SynthLib has been around for a number of years now. We’ve got a good start collecting synthesizer patches, but there’s definitely room for improvement.
When I started this site, my vision was to create the world’s best synthesizer patch library. That vision included both text-based patch settings and MIDI files (sysex). Until now, the site definitely prefers full text settings for a given patch. Why? Well, my idea was that it would help us all learn by seeing patch settings rather than just downloading a MIDI file. Sort of like learning how to cook by reading a recipe rather than by just eating.
I still think there’s some merit to that idea, but I’ve also come to realize a few problems with it. Looking at settings on a browser screen without hearing how they affect a sound in real-time is not super helpful. Also, modern synths seem to be getting more and more complex with more and more settings making it a burden to transfer those into SynthLib.
We aren’t going to do away with text-based patches (some vintage synths ONLY have that option). But we are going to make MIDI-only patches more common on the site. This also opens us up to start collecting patches for many more synths much quicker. (The text interface required a lot of manual work to define fields for each instrument).
I’ve got more features planned for the site.
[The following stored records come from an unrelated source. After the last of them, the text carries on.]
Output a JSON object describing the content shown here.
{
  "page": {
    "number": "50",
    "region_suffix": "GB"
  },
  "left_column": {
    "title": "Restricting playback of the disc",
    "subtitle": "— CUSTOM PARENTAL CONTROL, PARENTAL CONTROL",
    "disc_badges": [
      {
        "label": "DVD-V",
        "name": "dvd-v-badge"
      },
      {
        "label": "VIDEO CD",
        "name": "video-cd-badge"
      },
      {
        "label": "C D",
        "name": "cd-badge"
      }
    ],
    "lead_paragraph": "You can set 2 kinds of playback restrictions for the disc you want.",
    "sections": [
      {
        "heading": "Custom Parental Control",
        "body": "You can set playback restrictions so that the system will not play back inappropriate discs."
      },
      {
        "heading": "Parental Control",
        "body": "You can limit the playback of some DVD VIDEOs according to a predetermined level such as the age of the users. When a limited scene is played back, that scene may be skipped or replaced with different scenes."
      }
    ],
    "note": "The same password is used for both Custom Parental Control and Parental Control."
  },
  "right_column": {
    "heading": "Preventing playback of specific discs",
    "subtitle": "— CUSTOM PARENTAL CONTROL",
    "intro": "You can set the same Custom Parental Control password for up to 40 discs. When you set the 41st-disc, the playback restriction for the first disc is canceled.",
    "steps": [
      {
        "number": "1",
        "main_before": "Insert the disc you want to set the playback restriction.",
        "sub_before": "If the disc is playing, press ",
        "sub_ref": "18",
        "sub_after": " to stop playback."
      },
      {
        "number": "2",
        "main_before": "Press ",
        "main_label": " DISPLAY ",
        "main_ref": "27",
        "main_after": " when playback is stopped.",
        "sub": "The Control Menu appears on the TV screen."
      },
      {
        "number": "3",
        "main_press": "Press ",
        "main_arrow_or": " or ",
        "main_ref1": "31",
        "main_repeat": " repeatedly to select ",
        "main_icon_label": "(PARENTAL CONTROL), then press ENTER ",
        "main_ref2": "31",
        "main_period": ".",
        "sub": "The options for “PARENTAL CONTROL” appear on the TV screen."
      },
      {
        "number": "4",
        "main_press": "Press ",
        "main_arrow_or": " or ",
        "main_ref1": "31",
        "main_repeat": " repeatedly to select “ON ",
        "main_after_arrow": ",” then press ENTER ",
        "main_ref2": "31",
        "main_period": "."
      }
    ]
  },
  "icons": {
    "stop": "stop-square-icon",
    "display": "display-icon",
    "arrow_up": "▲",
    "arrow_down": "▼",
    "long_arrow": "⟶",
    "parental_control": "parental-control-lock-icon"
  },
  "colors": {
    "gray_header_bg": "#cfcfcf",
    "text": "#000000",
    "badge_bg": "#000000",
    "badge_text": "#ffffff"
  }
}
But I’m not quite ready to announce them. Meanwhile, get your patch design skills revved up…
Adam started synthlib back in 2015 with a dream of helping synth fans make the most of their instruments.